[[ Exercise data open ]]
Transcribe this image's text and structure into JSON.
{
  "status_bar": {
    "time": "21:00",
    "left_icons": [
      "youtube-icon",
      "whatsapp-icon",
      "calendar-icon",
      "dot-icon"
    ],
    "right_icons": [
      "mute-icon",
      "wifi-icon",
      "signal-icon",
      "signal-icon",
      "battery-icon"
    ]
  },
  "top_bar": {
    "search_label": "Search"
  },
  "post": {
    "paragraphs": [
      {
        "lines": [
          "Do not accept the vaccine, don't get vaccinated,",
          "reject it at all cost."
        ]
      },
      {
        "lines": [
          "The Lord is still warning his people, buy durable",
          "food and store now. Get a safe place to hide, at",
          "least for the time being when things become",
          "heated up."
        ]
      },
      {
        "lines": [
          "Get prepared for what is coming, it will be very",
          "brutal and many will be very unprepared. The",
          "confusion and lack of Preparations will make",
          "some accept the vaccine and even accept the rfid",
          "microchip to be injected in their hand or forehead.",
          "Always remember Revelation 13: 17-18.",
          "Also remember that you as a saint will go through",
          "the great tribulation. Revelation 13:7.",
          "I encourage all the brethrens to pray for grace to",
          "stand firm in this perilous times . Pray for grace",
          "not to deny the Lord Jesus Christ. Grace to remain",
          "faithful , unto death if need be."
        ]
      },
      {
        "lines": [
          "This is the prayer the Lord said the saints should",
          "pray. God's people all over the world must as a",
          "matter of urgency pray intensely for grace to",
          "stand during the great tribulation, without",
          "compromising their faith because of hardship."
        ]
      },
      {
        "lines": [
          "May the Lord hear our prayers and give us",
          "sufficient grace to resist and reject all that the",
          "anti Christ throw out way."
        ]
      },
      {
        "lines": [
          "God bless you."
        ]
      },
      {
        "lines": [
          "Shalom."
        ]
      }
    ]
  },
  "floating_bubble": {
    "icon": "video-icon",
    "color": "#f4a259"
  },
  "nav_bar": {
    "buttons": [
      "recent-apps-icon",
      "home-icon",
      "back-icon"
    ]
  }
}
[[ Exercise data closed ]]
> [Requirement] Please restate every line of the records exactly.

> [Answer space]
Transcribe this image's text and structure into JSON.
{
  "status_bar": {
    "time": "21:00",
    "left_icons": [
      "youtube-icon",
      "whatsapp-icon",
      "calendar-icon",
      "dot-icon"
    ],
    "right_icons": [
      "mute-icon",
      "wifi-icon",
      "signal-icon",
      "signal-icon",
      "battery-icon"
    ]
  },
  "top_bar": {
    "search_label": "Search"
  },
  "post": {
    "paragraphs": [
      {
        "lines": [
          "Do not accept the vaccine, don't get vaccinated,",
          "reject it at all cost."
        ]
      },
      {
        "lines": [
          "The Lord is still warning his people, buy durable",
          "food and store now. Get a safe place to hide, at",
          "least for the time being when things become",
          "heated up."
        ]
      },
      {
        "lines": [
          "Get prepared for what is coming, it will be very",
          "brutal and many will be very unprepared. The",
          "confusion and lack of Preparations will make",
          "some accept the vaccine and even accept the rfid",
          "microchip to be injected in their hand or forehead.",
          "Always remember Revelation 13: 17-18.",
          "Also remember that you as a saint will go through",
          "the great tribulation. Revelation 13:7.",
          "I encourage all the brethrens to pray for grace to",
          "stand firm in this perilous times . Pray for grace",
          "not to deny the Lord Jesus Christ. Grace to remain",
          "faithful , unto death if need be."
        ]
      },
      {
        "lines": [
          "This is the prayer the Lord said the saints should",
          "pray. God's people all over the world must as a",
          "matter of urgency pray intensely for grace to",
          "stand during the great tribulation, without",
          "compromising their faith because of hardship."
        ]
      },
      {
        "lines": [
          "May the Lord hear our prayers and give us",
          "sufficient grace to resist and reject all that the",
          "anti Christ throw out way."
        ]
      },
      {
        "lines": [
          "God bless you."
        ]
      },
      {
        "lines": [
          "Shalom."
        ]
      }
    ]
  },
  "floating_bubble": {
    "icon": "video-icon",
    "color": "#f4a259"
  },
  "nav_bar": {
    "buttons": [
      "recent-apps-icon",
      "home-icon",
      "back-icon"
    ]
  }
}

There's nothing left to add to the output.